[[ Given data, beginning ]]

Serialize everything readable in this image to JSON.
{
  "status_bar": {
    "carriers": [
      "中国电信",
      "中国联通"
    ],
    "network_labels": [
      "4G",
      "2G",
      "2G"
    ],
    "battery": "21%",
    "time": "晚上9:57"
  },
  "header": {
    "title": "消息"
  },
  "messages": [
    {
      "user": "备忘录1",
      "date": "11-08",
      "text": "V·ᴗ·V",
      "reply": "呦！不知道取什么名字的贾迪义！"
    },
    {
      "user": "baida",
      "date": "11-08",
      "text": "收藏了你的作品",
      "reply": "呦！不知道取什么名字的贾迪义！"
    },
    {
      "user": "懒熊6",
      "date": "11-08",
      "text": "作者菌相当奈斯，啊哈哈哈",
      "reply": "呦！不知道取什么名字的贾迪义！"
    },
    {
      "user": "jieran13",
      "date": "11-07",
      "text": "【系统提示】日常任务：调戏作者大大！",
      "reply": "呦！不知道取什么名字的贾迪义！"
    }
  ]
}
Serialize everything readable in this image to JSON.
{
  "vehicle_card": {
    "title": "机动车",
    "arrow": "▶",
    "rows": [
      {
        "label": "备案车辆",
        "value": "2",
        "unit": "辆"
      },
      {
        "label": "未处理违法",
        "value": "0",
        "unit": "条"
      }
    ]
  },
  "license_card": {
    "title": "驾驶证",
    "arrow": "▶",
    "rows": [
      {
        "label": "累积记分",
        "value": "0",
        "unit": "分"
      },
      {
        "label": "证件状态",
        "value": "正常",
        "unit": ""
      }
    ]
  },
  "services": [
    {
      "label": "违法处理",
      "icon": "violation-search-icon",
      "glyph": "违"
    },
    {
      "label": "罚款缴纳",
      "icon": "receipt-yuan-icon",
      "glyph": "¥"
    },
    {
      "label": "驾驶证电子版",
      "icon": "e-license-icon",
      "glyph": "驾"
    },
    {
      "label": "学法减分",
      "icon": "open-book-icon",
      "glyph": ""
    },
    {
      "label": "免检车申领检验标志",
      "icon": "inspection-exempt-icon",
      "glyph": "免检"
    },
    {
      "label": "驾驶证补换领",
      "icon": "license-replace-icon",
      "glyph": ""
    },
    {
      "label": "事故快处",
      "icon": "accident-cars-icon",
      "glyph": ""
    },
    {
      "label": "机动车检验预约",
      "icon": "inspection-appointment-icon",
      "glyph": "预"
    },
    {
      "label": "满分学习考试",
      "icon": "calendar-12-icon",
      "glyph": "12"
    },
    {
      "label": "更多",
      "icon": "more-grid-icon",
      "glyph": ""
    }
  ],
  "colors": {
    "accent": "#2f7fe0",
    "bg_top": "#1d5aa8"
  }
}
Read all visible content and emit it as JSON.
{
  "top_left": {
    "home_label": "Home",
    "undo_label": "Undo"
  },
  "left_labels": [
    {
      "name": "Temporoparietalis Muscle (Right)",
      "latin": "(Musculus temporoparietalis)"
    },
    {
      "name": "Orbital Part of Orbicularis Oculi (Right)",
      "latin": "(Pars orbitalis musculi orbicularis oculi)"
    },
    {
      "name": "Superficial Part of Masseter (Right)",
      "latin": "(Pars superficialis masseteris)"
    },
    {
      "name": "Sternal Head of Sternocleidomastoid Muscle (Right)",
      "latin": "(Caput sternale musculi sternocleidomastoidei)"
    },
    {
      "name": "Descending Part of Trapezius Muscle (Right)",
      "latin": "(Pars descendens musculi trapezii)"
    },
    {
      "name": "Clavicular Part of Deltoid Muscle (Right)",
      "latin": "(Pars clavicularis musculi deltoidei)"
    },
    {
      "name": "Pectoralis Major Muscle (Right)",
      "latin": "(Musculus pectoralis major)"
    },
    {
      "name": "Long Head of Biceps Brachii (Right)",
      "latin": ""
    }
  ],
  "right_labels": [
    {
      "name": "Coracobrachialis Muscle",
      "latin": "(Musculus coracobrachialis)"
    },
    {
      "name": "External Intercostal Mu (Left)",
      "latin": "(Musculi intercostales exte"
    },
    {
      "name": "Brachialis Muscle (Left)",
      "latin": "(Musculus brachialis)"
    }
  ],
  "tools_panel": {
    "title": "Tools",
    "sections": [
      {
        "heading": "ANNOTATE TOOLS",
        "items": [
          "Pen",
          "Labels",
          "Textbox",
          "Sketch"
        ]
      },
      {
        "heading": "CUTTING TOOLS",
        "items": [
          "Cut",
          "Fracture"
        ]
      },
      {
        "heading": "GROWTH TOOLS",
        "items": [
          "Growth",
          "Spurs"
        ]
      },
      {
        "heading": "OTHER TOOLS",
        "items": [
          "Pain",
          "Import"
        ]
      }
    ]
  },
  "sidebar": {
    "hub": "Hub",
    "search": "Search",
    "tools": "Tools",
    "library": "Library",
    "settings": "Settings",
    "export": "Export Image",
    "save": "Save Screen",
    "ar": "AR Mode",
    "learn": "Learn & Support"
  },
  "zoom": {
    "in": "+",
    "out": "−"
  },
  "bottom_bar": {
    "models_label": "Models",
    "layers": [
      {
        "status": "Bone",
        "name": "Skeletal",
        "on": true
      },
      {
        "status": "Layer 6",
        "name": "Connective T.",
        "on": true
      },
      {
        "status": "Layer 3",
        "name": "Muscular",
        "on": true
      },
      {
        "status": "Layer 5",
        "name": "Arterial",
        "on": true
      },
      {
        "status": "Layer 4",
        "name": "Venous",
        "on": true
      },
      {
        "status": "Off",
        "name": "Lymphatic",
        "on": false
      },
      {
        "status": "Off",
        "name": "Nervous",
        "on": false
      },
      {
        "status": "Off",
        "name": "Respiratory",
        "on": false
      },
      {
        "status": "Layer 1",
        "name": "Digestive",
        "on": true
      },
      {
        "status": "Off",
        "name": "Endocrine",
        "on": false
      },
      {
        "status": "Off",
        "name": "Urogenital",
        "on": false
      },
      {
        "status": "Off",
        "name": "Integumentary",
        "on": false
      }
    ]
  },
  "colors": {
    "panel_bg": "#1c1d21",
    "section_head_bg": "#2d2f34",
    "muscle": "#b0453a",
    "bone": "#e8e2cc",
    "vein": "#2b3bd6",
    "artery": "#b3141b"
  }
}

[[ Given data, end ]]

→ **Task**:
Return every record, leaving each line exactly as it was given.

→ **Solution to this problem**:
Serialize everything readable in this image to JSON.
{
  "status_bar": {
    "carriers": [
      "中国电信",
      "中国联通"
    ],
    "network_labels": [
      "4G",
      "2G",
      "2G"
    ],
    "battery": "21%",
    "time": "晚上9:57"
  },
  "header": {
    "title": "消息"
  },
  "messages": [
    {
      "user": "备忘录1",
      "date": "11-08",
      "text": "V·ᴗ·V",
      "reply": "呦！不知道取什么名字的贾迪义！"
    },
    {
      "user": "baida",
      "date": "11-08",
      "text": "收藏了你的作品",
      "reply": "呦！不知道取什么名字的贾迪义！"
    },
    {
      "user": "懒熊6",
      "date": "11-08",
      "text": "作者菌相当奈斯，啊哈哈哈",
      "reply": "呦！不知道取什么名字的贾迪义！"
    },
    {
      "user": "jieran13",
      "date": "11-07",
      "text": "【系统提示】日常任务：调戏作者大大！",
      "reply": "呦！不知道取什么名字的贾迪义！"
    }
  ]
}
Serialize everything readable in this image to JSON.
{
  "vehicle_card": {
    "title": "机动车",
    "arrow": "▶",
    "rows": [
      {
        "label": "备案车辆",
        "value": "2",
        "unit": "辆"
      },
      {
        "label": "未处理违法",
        "value": "0",
        "unit": "条"
      }
    ]
  },
  "license_card": {
    "title": "驾驶证",
    "arrow": "▶",
    "rows": [
      {
        "label": "累积记分",
        "value": "0",
        "unit": "分"
      },
      {
        "label": "证件状态",
        "value": "正常",
        "unit": ""
      }
    ]
  },
  "services": [
    {
      "label": "违法处理",
      "icon": "violation-search-icon",
      "glyph": "违"
    },
    {
      "label": "罚款缴纳",
      "icon": "receipt-yuan-icon",
      "glyph": "¥"
    },
    {
      "label": "驾驶证电子版",
      "icon": "e-license-icon",
      "glyph": "驾"
    },
    {
      "label": "学法减分",
      "icon": "open-book-icon",
      "glyph": ""
    },
    {
      "label": "免检车申领检验标志",
      "icon": "inspection-exempt-icon",
      "glyph": "免检"
    },
    {
      "label": "驾驶证补换领",
      "icon": "license-replace-icon",
      "glyph": ""
    },
    {
      "label": "事故快处",
      "icon": "accident-cars-icon",
      "glyph": ""
    },
    {
      "label": "机动车检验预约",
      "icon": "inspection-appointment-icon",
      "glyph": "预"
    },
    {
      "label": "满分学习考试",
      "icon": "calendar-12-icon",
      "glyph": "12"
    },
    {
      "label": "更多",
      "icon": "more-grid-icon",
      "glyph": ""
    }
  ],
  "colors": {
    "accent": "#2f7fe0",
    "bg_top": "#1d5aa8"
  }
}
Read all visible content and emit it as JSON.
{
  "top_left": {
    "home_label": "Home",
    "undo_label": "Undo"
  },
  "left_labels": [
    {
      "name": "Temporoparietalis Muscle (Right)",
      "latin": "(Musculus temporoparietalis)"
    },
    {
      "name": "Orbital Part of Orbicularis Oculi (Right)",
      "latin": "(Pars orbitalis musculi orbicularis oculi)"
    },
    {
      "name": "Superficial Part of Masseter (Right)",
      "latin": "(Pars superficialis masseteris)"
    },
    {
      "name": "Sternal Head of Sternocleidomastoid Muscle (Right)",
      "latin": "(Caput sternale musculi sternocleidomastoidei)"
    },
    {
      "name": "Descending Part of Trapezius Muscle (Right)",
      "latin": "(Pars descendens musculi trapezii)"
    },
    {
      "name": "Clavicular Part of Deltoid Muscle (Right)",
      "latin": "(Pars clavicularis musculi deltoidei)"
    },
    {
      "name": "Pectoralis Major Muscle (Right)",
      "latin": "(Musculus pectoralis major)"
    },
    {
      "name": "Long Head of Biceps Brachii (Right)",
      "latin": ""
    }
  ],
  "right_labels": [
    {
      "name": "Coracobrachialis Muscle",
      "latin": "(Musculus coracobrachialis)"
    },
    {
      "name": "External Intercostal Mu (Left)",
      "latin": "(Musculi intercostales exte"
    },
    {
      "name": "Brachialis Muscle (Left)",
      "latin": "(Musculus brachialis)"
    }
  ],
  "tools_panel": {
    "title": "Tools",
    "sections": [
      {
        "heading": "ANNOTATE TOOLS",
        "items": [
          "Pen",
          "Labels",
          "Textbox",
          "Sketch"
        ]
      },
      {
        "heading": "CUTTING TOOLS",
        "items": [
          "Cut",
          "Fracture"
        ]
      },
      {
        "heading": "GROWTH TOOLS",
        "items": [
          "Growth",
          "Spurs"
        ]
      },
      {
        "heading": "OTHER TOOLS",
        "items": [
          "Pain",
          "Import"
        ]
      }
    ]
  },
  "sidebar": {
    "hub": "Hub",
    "search": "Search",
    "tools": "Tools",
    "library": "Library",
    "settings": "Settings",
    "export": "Export Image",
    "save": "Save Screen",
    "ar": "AR Mode",
    "learn": "Learn & Support"
  },
  "zoom": {
    "in": "+",
    "out": "−"
  },
  "bottom_bar": {
    "models_label": "Models",
    "layers": [
      {
        "status": "Bone",
        "name": "Skeletal",
        "on": true
      },
      {
        "status": "Layer 6",
        "name": "Connective T.",
        "on": true
      },
      {
        "status": "Layer 3",
        "name": "Muscular",
        "on": true
      },
      {
        "status": "Layer 5",
        "name": "Arterial",
        "on": true
      },
      {
        "status": "Layer 4",
        "name": "Venous",
        "on": true
      },
      {
        "status": "Off",
        "name": "Lymphatic",
        "on": false
      },
      {
        "status": "Off",
        "name": "Nervous",
        "on": false
      },
      {
        "status": "Off",
        "name": "Respiratory",
        "on": false
      },
      {
        "status": "Layer 1",
        "name": "Digestive",
        "on": true
      },
      {
        "status": "Off",
        "name": "Endocrine",
        "on": false
      },
      {
        "status": "Off",
        "name": "Urogenital",
        "on": false
      },
      {
        "status": "Off",
        "name": "Integumentary",
        "on": false
      }
    ]
  },
  "colors": {
    "panel_bg": "#1c1d21",
    "section_head_bg": "#2d2f34",
    "muscle": "#b0453a",
    "bone": "#e8e2cc",
    "vein": "#2b3bd6",
    "artery": "#b3141b"
  }
}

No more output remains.